Many cosmetics carry the labels “natural” or “petrochemical-free” to stand out from competition as the demand for products containing renewably sourced ingredients continues to grow. Due to the complexity of sourcing various ingredients from around the world and the large range of choices available, it is in the interest of manufacturers and distributors to have analytical proof that the ingredients used to make natural cosmetics do not contain petrochemical-derived substances.
Synthetic ingredients used as emollients, emulsifiers, humectants, preservatives and surfactants in cosmetic products are usually sourced from petroleum derivatives. Their natural counterparts are oftentimes more expensive. This is especially true for essential oils. The demand for natural essential oils and fluctuating crop availability or quality make their prices significantly higher than the synthetic variety.
To make sure that the natural ingredient procured is not fake or adulterated with cheaper petrochemical compounds, a manufacturer’s quality control measures should include natural product source testing using Carbon-14.
Radiocarbon-based standardized analytical methods such as ISO 16620-2 can be used to verify that a cosmetic ingredient is devoid of petrochemicals. Results of ISO 16620-2 testing show the percentage of the total carbon in a product that comes from natural sources (biobased carbon) versus the synthetic (petroleum-derived carbon).
Materials sourced from nature have a known radiocarbon (Carbon-14) level. Blended substances with both petroleum-derived and renewably sourced components, however, will have a significantly lower radiocarbon level. Chemicals that are 100% sourced from petroleum derivatives have no radiocarbon left. Because of these distinctions, measuring the radiocarbon content of a material can be a reliable tool in proving that it is indeed free from petrochemicals.
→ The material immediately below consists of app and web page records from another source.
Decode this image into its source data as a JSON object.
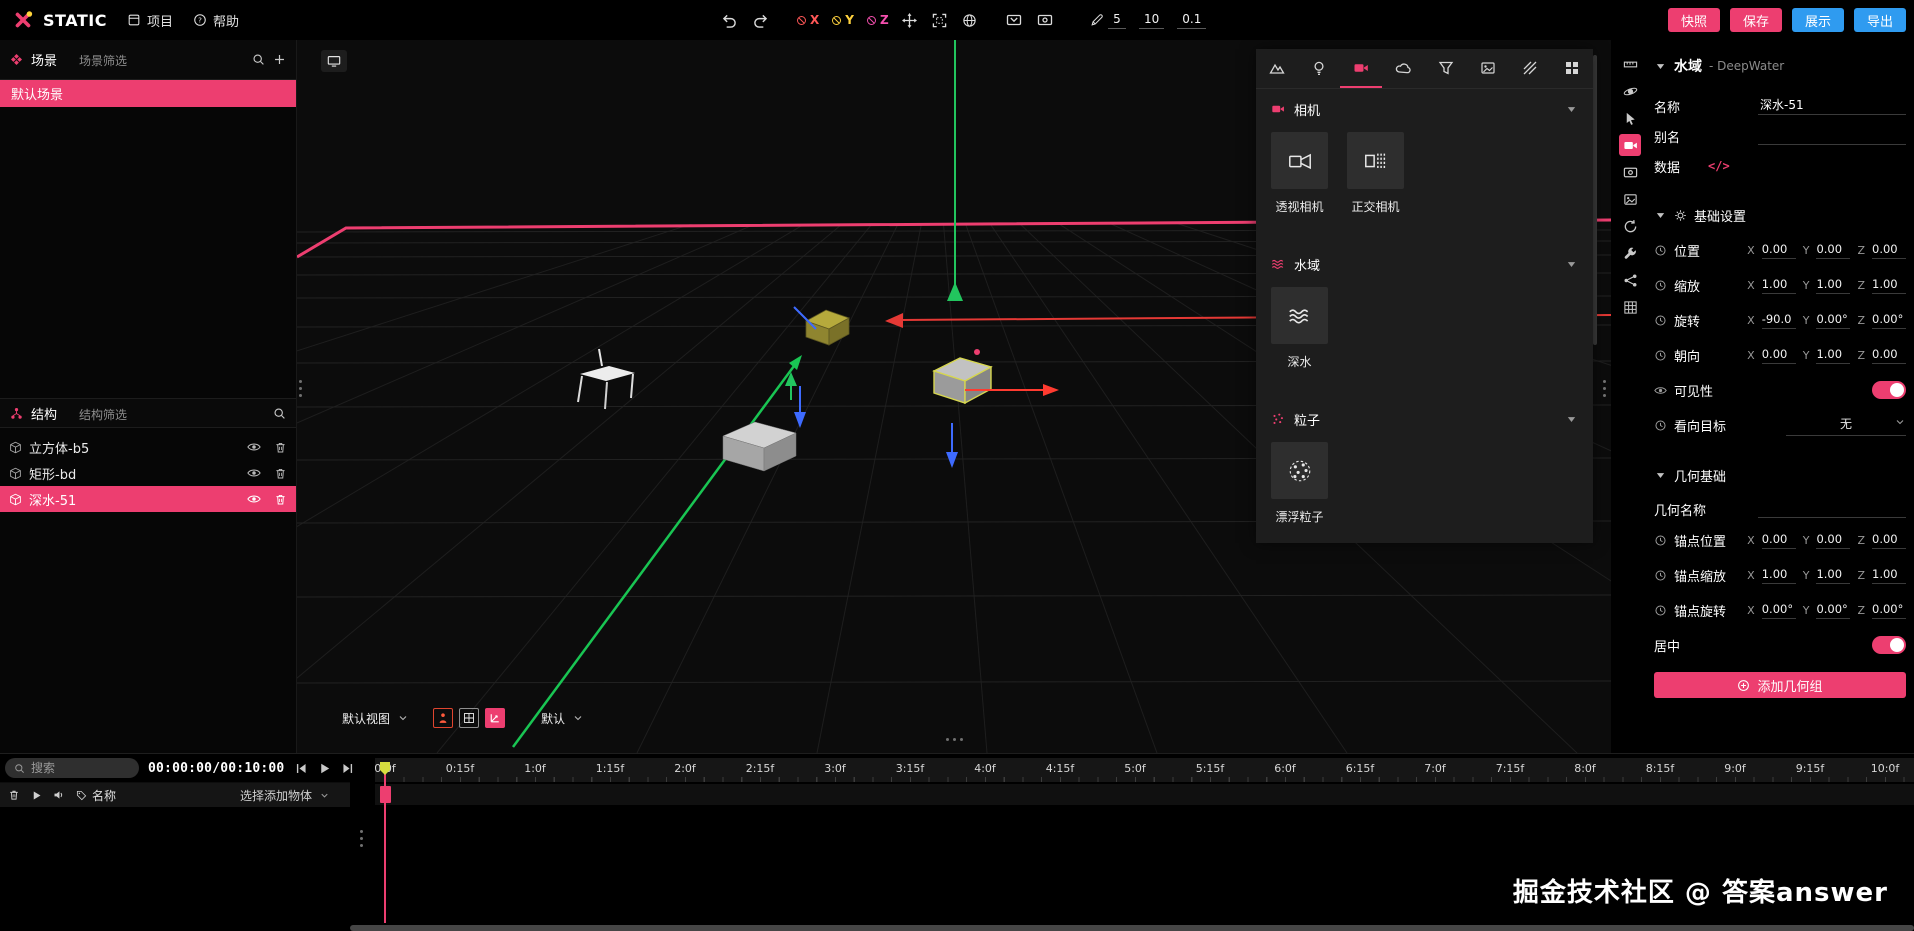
{
  "colors": {
    "accent": "#ed3e70",
    "blue": "#2f9bf0",
    "playhead": "#d6de3f"
  },
  "topbar": {
    "app_name": "STATIC",
    "menu_project": "项目",
    "menu_help": "帮助",
    "axis_x": "X",
    "axis_y": "Y",
    "axis_z": "Z",
    "snap_move": "5",
    "snap_rotate": "10",
    "snap_scale": "0.1",
    "btn_snapshot": "快照",
    "btn_save": "保存",
    "btn_present": "展示",
    "btn_export": "导出"
  },
  "scene_panel": {
    "title": "场景",
    "filter_placeholder": "场景筛选",
    "items": [
      {
        "label": "默认场景"
      }
    ]
  },
  "structure_panel": {
    "title": "结构",
    "filter_placeholder": "结构筛选",
    "items": [
      {
        "label": "立方体-b5"
      },
      {
        "label": "矩形-bd"
      },
      {
        "label": "深水-51"
      }
    ]
  },
  "viewport": {
    "view_select": "默认视图",
    "preset_select": "默认"
  },
  "library": {
    "camera_section": "相机",
    "camera_items": [
      "透视相机",
      "正交相机"
    ],
    "water_section": "水域",
    "water_items": [
      "深水"
    ],
    "particle_section": "粒子",
    "particle_items": [
      "漂浮粒子"
    ]
  },
  "properties": {
    "type_title": "水域",
    "type_subtitle": "- DeepWater",
    "name_label": "名称",
    "name_value": "深水-51",
    "alias_label": "别名",
    "alias_value": "",
    "data_label": "数据",
    "data_code": "</>",
    "basic_title": "基础设置",
    "axis_x": "X",
    "axis_y": "Y",
    "axis_z": "Z",
    "position": {
      "label": "位置",
      "x": "0.00",
      "y": "0.00",
      "z": "0.00"
    },
    "scale": {
      "label": "缩放",
      "x": "1.00",
      "y": "1.00",
      "z": "1.00"
    },
    "rotation": {
      "label": "旋转",
      "x": "-90.0",
      "y": "0.00°",
      "z": "0.00°"
    },
    "direction": {
      "label": "朝向",
      "x": "0.00",
      "y": "1.00",
      "z": "0.00"
    },
    "visibility_label": "可见性",
    "lookat_label": "看向目标",
    "lookat_value": "无",
    "geometry_title": "几何基础",
    "geo_name_label": "几何名称",
    "geo_name_value": "",
    "anchor_position": {
      "label": "锚点位置",
      "x": "0.00",
      "y": "0.00",
      "z": "0.00"
    },
    "anchor_scale": {
      "label": "锚点缩放",
      "x": "1.00",
      "y": "1.00",
      "z": "1.00"
    },
    "anchor_rotation": {
      "label": "锚点旋转",
      "x": "0.00°",
      "y": "0.00°",
      "z": "0.00°"
    },
    "center_label": "居中",
    "add_group_btn": "添加几何组"
  },
  "timeline": {
    "search_placeholder": "搜索",
    "time_display": "00:00:00/00:10:00",
    "name_label": "名称",
    "add_object_select": "选择添加物体",
    "ticks": [
      "0:0f",
      "0:15f",
      "1:0f",
      "1:15f",
      "2:0f",
      "2:15f",
      "3:0f",
      "3:15f",
      "4:0f",
      "4:15f",
      "5:0f",
      "5:15f",
      "6:0f",
      "6:15f",
      "7:0f",
      "7:15f",
      "8:0f",
      "8:15f",
      "9:0f",
      "9:15f",
      "10:0f"
    ]
  },
  "watermark": "掘金技术社区 @ 答案answer"
}
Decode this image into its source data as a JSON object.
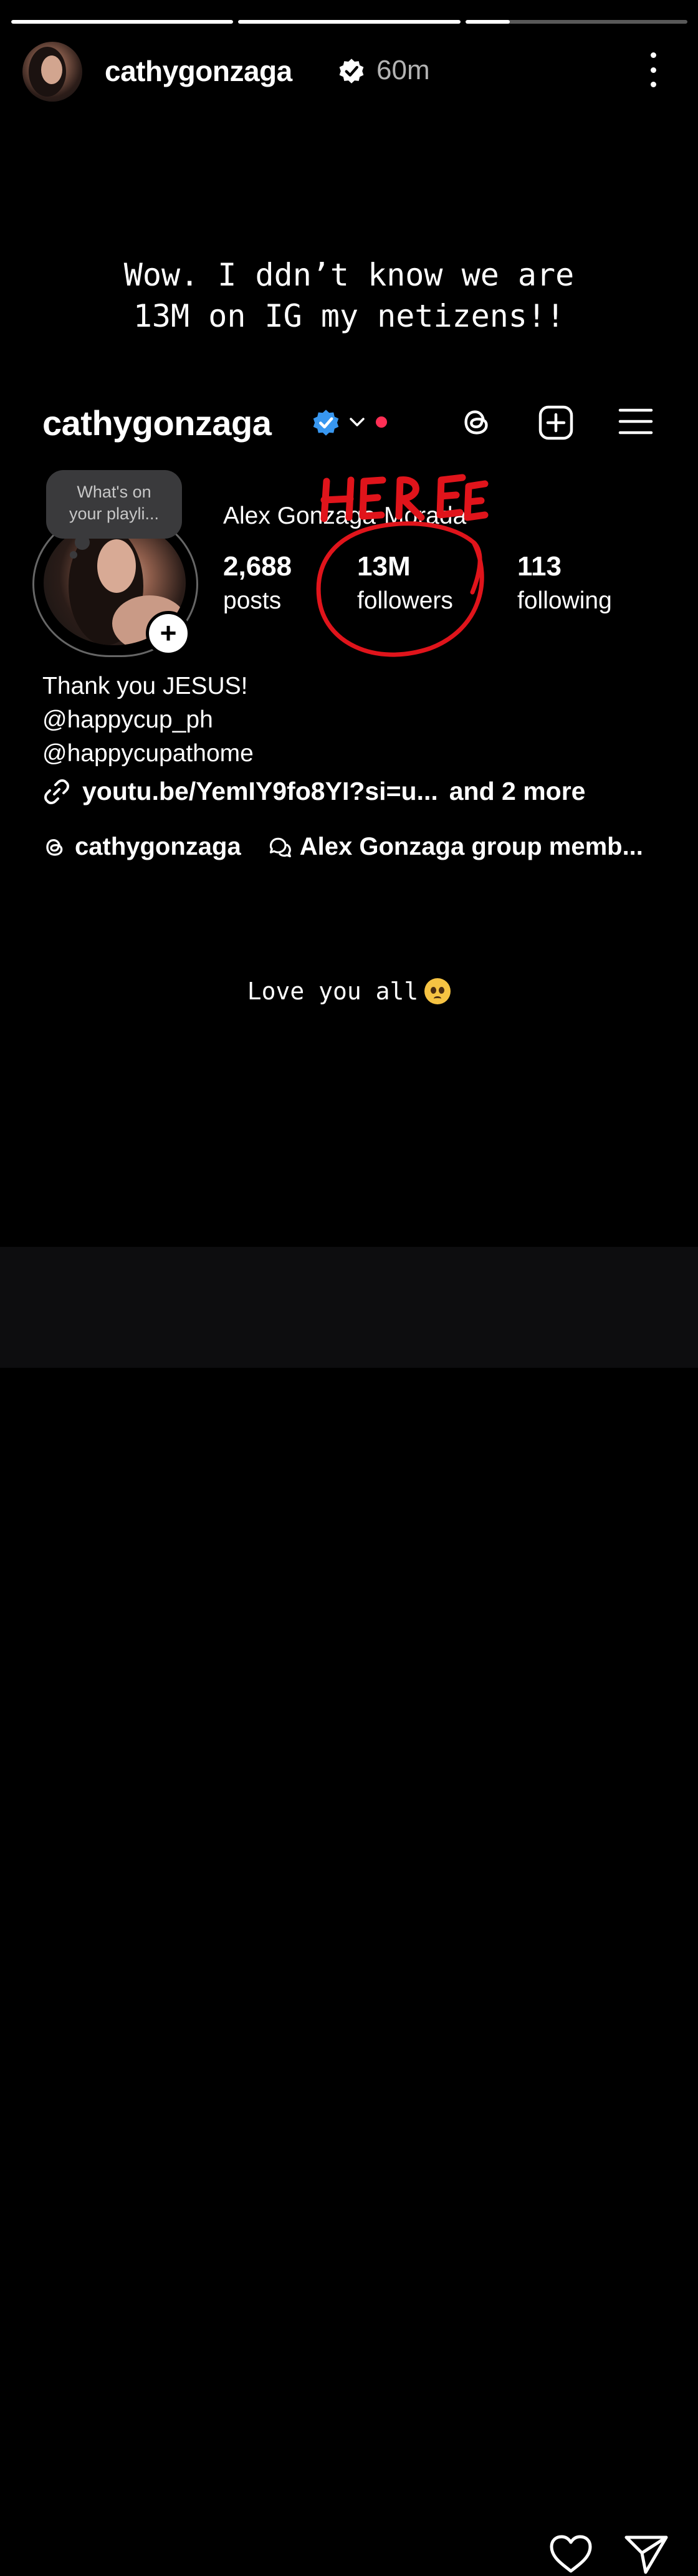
{
  "story": {
    "progress": [
      1.0,
      1.0,
      0.2
    ],
    "username": "cathygonzaga",
    "time_ago": "60m",
    "caption_line1": "Wow. I ddn’t know we are",
    "caption_line2": "13M on IG my netizens!!",
    "love_text": "Love you all",
    "annotation_text": "HERE"
  },
  "profile": {
    "username": "cathygonzaga",
    "note_line1": "What's on",
    "note_line2": "your playli...",
    "full_name": "Alex Gonzaga-Morada",
    "posts_count": "2,688",
    "posts_label": "posts",
    "followers_count": "13M",
    "followers_label": "followers",
    "following_count": "113",
    "following_label": "following",
    "bio_line1": "Thank you JESUS!",
    "bio_line2": "@happycup_ph",
    "bio_line3": "@happycupathome",
    "link_text": "youtu.be/YemIY9fo8YI?si=u...",
    "link_more": "and 2 more",
    "threads_handle": "cathygonzaga",
    "group_label": "Alex Gonzaga group memb..."
  },
  "icons": {
    "verified_color": "#3897f0",
    "annotation_color": "#e0141b"
  }
}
For example, Ingredient A wholly made from renewable sources (e.g. plant extracts) will be 100% biobased according to ISO 16620-2. Ingredient B, composed of 60% plant-based extract and 40% petroleum-based, will have a biobased percentage significantly less than 100%. For a cosmetic ingredient to be petrochemical-free, it must be 100% biobased.
ISO/IEC 17025:2005-accredited Beta Analytic measures isotopic ratios and reports results for natural products source testing according to ISO 16620-2 8.3.2: biobased carbon content as a fraction of total carbon. The Miami-based lab provides results in 2-5 business days. Results can be accessed online 24/7 including QA reports and sample photos.